If you're not familiar with the Shrouded Isle, it's basically a resource management sim with a unique twist. The resources are a collection of socio-religious traits associated with an isolated community of fanatical cultists. Their particular brand of faith is centered around the deity Chernobog. The game's take on the "black god" has less to do with the actual entity originating from ancient slavic folklore, and instead opts for a more of a Lovecraftian vibe akin to Cthulhu. Pseudo-theological nitpicking aside, tribute is paid in the form of seasonal human sacrifices (four a year!). Since the game is set over a period of five years that means a total of twenty victims are needed to make it to the end. Candidates for this dubious honor are drawn from a pool of individuals divided into five families. Considering each family only has four to eight members, it's safe to say that a large chunk of the community is going to be ritually exterminated over the course of the game. Sacrificing members of the same family back-to-back though tends to cause rebellions which turns into a "game over" screen if not righted after one season. Additionally, sacrificing individuals who only have minor vices (rather than major ones) also causes a great deal of unrest. The only way to really regain lost approval is to put one of the offended family's surviving members in an administrative role. Now here is where it gets especially tricky. The game also has five other stats (outside of the five that track the disposition of each family). They are labeled "Ignorance," "Fervor," "Discipline," "Penitence," and "Obedience." If any of these indicators drop below a certain threshold that's also a "game over" unless redressed by the end of the next season. Unsurprisingly, putting a person in command depletes these resources faster if if the leader has a major vice rather than just a minor one.

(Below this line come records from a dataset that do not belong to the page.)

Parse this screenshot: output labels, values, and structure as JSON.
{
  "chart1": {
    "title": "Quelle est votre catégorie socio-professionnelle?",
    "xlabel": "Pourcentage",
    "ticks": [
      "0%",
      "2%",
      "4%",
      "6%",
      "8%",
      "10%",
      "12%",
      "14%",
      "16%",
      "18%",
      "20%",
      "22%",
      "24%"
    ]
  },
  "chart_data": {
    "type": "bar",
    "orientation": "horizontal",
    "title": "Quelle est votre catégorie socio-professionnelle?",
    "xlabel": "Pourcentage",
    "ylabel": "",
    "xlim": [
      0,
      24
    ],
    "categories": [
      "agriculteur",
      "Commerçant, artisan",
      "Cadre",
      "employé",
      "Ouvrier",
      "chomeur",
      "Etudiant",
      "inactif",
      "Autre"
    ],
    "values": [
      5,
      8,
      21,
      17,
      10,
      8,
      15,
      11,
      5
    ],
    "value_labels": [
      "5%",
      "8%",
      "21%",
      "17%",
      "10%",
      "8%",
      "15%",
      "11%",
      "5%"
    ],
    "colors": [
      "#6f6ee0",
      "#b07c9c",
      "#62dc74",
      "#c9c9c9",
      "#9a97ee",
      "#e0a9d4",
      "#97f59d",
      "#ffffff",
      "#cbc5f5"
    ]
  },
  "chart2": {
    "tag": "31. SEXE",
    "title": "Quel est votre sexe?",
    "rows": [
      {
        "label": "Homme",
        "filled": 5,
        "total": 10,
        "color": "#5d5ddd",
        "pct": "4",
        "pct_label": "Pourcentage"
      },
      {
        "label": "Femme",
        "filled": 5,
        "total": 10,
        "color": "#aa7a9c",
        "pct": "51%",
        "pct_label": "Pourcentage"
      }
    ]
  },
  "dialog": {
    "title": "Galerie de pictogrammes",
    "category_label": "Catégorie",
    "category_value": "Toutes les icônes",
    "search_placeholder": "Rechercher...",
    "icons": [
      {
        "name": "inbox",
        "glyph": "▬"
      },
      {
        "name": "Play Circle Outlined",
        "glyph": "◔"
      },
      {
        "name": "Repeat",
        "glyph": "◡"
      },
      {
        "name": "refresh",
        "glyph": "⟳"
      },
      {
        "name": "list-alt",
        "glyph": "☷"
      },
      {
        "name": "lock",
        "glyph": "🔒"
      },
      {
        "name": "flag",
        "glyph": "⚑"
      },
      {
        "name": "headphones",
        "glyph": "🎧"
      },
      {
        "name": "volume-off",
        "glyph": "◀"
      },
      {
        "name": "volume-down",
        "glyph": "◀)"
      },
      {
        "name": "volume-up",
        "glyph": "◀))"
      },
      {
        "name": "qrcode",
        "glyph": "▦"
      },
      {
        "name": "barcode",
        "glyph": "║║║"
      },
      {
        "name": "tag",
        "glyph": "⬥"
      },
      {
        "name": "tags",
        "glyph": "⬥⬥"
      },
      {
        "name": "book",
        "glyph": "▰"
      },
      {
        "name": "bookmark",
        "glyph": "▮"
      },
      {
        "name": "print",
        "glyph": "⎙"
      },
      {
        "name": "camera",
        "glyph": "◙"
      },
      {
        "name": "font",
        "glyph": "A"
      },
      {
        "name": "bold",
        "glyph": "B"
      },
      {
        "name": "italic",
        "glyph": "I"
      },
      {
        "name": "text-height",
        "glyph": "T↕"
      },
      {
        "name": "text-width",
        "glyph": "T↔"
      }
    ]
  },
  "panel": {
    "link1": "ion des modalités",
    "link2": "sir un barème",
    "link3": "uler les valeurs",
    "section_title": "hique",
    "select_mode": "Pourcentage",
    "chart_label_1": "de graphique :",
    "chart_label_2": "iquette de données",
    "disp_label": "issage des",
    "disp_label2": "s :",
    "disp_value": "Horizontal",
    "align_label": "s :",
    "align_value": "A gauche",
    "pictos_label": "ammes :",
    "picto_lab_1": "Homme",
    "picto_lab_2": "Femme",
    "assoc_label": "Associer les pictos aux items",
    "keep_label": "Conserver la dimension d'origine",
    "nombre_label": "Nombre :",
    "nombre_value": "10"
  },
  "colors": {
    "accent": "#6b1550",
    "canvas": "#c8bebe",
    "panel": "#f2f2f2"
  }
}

|Hmmm...who to sacrifice?|
Eeny, meeny, miny, moe...
I must have failed two or three times by the end of the second season (literally only ten percent of the way to completion), as well as had another half-dozen attempts in which I only made it slightly farther. Eventually though I managed to get over that early-game difficult hump at which point I was coasting on easy street to the conclusion. Maybe I just lucked out and happened to click in all the right places, or maybe the procedural algorithm that assigns virtues and vices to each cultist in the beginning decided to be nice that time around. I don't know which it was. It might have been a combination of both. Regardless, I think I would have prefered if this game had placed more emphasis on the story elements. I especially liked the little decision-making interludes that were peppered throughout the game. To me they were a lot more flavorful and consequently more memorable than watching a bunch of abstract meters and gauges rise and fall.